  3. ^ Morgan, Kim (27 September 2009). "Roman Polanski Understands Women: Repulsion". The Huffington Post. Retrieved 8 November 2013. 
  4. ^ Adams, Sam (26 July 2009). "Roman Polanski's 'Repulsion'". Los Angeles Times. A Second Look. Retrieved 9 November 2013. 
  5. ^ a b Bradshaw, Peter (3 January 2013). "Repulsion – review". The Guardian. Retrieved 9 November 2013. 
  6. ^ "Repulsion". Retrieved 26 August 2013. 
  7. ^ a b c d Polanski, Roman; Gene Gutowski, Gil Taylor (2003). A British Horror Film (from Repulsion bonus materials on 2009 Criterion Collection release) (documentary film). Blue Underground. 
  8. ^ "Repulsion; Chinatown – review". Retrieved 21 August 2013. 
  9. ^ "The dazed brutality at the heart of Roman Polanski's films". Retrieved 22 August 2013. 

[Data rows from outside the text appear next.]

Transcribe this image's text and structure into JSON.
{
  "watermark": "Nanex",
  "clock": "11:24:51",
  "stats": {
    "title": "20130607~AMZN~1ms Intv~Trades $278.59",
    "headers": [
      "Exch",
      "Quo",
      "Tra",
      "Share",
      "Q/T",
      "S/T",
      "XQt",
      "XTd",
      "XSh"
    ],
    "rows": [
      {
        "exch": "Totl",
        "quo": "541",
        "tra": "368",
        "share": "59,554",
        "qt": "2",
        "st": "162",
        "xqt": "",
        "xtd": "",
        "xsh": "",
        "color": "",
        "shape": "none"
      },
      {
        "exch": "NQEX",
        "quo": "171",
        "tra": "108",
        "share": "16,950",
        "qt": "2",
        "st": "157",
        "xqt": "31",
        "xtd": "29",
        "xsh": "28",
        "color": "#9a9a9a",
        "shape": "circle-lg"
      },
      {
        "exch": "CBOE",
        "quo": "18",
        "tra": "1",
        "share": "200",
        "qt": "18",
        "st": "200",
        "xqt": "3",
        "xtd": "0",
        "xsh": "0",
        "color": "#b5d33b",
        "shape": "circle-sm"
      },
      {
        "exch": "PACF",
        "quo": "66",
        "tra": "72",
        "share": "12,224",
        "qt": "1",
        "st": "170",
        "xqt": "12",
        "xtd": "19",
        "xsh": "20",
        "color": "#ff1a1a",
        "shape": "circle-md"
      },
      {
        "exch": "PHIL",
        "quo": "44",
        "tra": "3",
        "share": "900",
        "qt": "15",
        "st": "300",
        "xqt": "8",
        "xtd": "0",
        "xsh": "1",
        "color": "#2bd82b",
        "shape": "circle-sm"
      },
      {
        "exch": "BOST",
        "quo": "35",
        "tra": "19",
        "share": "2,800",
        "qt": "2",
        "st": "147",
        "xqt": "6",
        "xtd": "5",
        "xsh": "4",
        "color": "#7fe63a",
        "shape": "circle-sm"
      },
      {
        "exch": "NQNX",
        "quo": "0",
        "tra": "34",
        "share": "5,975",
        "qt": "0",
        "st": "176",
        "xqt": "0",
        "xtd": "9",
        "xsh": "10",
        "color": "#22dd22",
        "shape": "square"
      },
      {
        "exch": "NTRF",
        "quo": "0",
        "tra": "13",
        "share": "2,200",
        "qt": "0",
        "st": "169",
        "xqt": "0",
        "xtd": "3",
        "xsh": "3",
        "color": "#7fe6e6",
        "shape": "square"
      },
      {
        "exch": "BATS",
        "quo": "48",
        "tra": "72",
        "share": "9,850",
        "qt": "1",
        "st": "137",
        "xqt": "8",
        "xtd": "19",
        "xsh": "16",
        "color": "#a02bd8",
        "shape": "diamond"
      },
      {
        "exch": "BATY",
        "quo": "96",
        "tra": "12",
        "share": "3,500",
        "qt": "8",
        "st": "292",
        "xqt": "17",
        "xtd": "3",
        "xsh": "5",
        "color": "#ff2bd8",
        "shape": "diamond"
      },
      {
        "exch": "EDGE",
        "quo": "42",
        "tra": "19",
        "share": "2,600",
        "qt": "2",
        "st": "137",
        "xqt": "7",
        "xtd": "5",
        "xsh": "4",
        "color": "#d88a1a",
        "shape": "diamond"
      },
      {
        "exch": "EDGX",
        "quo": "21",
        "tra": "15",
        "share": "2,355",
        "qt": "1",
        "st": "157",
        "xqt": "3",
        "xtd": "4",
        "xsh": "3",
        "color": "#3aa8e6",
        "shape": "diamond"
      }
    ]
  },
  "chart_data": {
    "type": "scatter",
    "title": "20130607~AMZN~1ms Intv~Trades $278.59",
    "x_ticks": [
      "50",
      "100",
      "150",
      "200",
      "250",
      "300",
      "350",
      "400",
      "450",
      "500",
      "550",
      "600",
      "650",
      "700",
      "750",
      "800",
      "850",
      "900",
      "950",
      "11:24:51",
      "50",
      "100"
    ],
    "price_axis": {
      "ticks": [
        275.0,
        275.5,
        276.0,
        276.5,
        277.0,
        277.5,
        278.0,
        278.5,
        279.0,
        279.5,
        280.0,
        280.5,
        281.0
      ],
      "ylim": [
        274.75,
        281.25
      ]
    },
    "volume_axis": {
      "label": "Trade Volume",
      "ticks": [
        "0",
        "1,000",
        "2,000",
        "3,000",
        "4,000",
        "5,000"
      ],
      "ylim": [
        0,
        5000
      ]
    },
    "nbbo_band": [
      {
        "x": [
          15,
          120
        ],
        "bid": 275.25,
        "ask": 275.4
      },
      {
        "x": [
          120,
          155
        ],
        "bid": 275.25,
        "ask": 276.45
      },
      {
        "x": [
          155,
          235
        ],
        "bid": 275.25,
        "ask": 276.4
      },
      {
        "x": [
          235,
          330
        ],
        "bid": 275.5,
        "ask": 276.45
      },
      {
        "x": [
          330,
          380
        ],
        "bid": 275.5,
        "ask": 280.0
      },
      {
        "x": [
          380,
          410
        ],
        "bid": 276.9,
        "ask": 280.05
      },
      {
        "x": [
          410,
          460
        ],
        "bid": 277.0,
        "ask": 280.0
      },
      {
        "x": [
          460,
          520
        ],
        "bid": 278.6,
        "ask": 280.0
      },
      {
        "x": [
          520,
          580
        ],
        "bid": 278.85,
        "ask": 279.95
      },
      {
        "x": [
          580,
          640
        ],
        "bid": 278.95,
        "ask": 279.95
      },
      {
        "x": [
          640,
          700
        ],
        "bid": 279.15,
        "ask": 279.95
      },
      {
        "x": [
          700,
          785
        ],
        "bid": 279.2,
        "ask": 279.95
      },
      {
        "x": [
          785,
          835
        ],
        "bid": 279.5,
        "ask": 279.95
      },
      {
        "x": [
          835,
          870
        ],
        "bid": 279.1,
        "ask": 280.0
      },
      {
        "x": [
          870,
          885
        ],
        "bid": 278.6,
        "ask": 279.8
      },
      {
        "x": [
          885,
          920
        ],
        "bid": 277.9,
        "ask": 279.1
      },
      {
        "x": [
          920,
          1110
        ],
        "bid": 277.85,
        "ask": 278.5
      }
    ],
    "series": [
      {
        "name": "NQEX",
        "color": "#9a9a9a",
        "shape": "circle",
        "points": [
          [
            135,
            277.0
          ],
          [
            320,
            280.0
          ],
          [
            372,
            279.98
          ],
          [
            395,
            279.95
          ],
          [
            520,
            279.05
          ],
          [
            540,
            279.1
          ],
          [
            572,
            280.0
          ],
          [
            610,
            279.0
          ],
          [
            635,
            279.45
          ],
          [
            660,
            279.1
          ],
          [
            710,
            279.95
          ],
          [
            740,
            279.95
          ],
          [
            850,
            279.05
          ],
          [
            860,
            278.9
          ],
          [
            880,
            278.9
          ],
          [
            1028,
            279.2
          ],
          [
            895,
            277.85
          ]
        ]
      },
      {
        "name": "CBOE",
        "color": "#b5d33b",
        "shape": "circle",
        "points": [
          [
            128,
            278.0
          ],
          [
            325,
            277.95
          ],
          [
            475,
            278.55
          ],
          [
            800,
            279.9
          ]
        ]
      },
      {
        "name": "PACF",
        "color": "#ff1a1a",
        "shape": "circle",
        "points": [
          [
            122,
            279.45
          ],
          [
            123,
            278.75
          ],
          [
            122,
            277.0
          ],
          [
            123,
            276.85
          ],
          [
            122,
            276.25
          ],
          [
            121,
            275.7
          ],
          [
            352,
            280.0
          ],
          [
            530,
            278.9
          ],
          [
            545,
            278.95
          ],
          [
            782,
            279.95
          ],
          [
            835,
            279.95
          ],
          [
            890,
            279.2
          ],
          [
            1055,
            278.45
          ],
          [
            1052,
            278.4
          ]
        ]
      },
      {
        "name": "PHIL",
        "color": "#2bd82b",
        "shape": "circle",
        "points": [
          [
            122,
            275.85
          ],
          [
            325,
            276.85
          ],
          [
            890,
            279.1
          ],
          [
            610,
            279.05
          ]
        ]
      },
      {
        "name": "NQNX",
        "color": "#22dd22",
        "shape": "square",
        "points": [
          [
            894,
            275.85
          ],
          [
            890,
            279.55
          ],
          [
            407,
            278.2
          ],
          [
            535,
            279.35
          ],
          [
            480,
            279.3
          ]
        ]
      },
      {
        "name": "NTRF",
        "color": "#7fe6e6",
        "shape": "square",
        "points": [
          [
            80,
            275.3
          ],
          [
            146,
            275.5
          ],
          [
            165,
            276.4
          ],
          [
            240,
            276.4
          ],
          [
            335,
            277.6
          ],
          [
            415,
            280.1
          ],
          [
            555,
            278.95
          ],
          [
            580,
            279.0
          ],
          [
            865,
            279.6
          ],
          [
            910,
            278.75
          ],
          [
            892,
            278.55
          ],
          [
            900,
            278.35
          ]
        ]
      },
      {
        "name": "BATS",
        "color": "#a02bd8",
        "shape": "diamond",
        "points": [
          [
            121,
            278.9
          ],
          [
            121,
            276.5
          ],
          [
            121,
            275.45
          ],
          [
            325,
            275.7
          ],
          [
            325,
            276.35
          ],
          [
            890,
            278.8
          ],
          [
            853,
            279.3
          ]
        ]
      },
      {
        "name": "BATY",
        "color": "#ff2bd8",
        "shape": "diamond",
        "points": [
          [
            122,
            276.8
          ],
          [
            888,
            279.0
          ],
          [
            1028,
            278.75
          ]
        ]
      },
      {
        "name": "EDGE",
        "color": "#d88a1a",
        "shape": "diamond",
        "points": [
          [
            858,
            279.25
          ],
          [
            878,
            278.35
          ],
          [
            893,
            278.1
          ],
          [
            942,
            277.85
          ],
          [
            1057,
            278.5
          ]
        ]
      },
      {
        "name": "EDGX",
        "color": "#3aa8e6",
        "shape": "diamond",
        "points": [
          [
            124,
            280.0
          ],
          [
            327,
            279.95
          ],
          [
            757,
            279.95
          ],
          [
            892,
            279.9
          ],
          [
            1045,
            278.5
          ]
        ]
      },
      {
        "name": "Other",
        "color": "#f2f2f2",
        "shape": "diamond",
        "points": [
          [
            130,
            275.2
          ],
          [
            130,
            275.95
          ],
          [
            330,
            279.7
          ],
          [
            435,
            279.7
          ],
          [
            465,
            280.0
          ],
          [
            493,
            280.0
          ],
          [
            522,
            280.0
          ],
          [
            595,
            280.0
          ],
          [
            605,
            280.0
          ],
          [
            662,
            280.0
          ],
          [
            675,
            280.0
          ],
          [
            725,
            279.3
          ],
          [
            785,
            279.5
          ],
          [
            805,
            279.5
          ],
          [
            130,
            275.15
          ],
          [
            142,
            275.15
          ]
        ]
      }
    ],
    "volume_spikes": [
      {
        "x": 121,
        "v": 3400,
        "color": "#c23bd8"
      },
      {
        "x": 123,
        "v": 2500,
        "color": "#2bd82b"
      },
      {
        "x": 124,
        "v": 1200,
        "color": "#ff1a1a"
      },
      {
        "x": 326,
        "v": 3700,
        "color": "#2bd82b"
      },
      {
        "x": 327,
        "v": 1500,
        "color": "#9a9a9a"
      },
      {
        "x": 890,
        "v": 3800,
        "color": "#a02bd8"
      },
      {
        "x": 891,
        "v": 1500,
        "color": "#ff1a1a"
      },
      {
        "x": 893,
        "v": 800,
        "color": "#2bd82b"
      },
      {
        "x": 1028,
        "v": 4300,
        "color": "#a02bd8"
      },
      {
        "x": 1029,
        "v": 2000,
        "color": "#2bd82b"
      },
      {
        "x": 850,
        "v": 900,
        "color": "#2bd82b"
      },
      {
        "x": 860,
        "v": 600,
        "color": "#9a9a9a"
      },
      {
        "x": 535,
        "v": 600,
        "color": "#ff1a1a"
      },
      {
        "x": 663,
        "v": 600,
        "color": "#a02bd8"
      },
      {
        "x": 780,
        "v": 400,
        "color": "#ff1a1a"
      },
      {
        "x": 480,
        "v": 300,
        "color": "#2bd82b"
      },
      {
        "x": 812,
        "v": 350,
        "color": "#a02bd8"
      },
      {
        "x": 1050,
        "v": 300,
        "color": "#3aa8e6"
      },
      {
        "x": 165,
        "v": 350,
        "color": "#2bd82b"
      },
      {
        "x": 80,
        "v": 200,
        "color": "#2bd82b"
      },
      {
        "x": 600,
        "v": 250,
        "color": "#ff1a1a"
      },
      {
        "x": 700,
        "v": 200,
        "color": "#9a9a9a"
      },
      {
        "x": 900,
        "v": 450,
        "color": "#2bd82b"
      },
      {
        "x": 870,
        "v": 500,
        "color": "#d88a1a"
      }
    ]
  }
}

  10. ^ David Bordwell, Noel Carroll (1996). Post-Theory: Reconstructing Film Studies. University of Wisconsin Press. pp. 213–214. ISBN 0299149447. 
  11. ^ Carl Royer, B Lee Cooper (2005). The Spectacle of Isolation in Horror Films: Dark Parades. Routledge. pp. 79–81. ISBN 078902263X. 
  12. ^ Caputo, Davide (2012). Polanski and Perception: The Psychology of Seeing and the Cinema of Roman Polanski. Intellect Ltd. p. 100. ISBN 1841505528. 
  13. ^ Jeffers McDonald, Tamar (2010). Virgin Territory: Representing Sexual Inexperience in Film. Wayne State University Press. pp. 145–152. ISBN 0814333184. 
  14. ^ "Wettbewerb/In Competition". Moving Pictures, Berlinale Extra. Berlin. 11–22 February 1998. p. 38. 
  15. ^ Wojtas, Michael (31 October 2013). "The keys to Polanski's apartment trilogy and Rosemary's Baby". Impose Magazine. Retrieved 9 November 2013. 
  16. ^ Orr, John; Ostrowska, Elżbieta (2006). The Cinema of Roman Polanski. Wallflower Press. p. 122. 
  17. ^ Crowther, Bosley (4 October 1965). "Movie Review – Repulsion". The New York Times. Retrieved 19 October 2013. 
  18. ^ Emerson, Jim (20 April 2006). "102 Movies You Must See Before..." Chicago Sun-Times. Retrieved 9 December 2012. 
  19. ^ Kehr, Dave (22 July 2009). "A Woman Repulsed, a Man Convulsed". The New York Times. Retrieved 9 December 2012. 
  20. ^ "Repulsion – Rotten Tomatoes". Rotten Tomatoes. Retrieved 31 May 2014. 
  21. ^ "Top 100 Movies Of All Time". Rotten Tomatoes. Retrieved 12 Jan 2018. 
  22. ^ "Repulsion (re-release)". Metacritic. Retrieved 9 December 2012. 
  23. ^ "Berlinale 1965: Prize Winners". Retrieved 21 February 2010. 
  24. ^ "BAFTA Film Nominations – 1965". British Academy Film Awards. Archived from the original on 5 October 2013. Retrieved 9 December 2012. 
  25. ^ Atanasov, Svet (10 July 2009). "Repulsion Blu-ray Review". Retrieved 9 December 2012. 

External links[edit]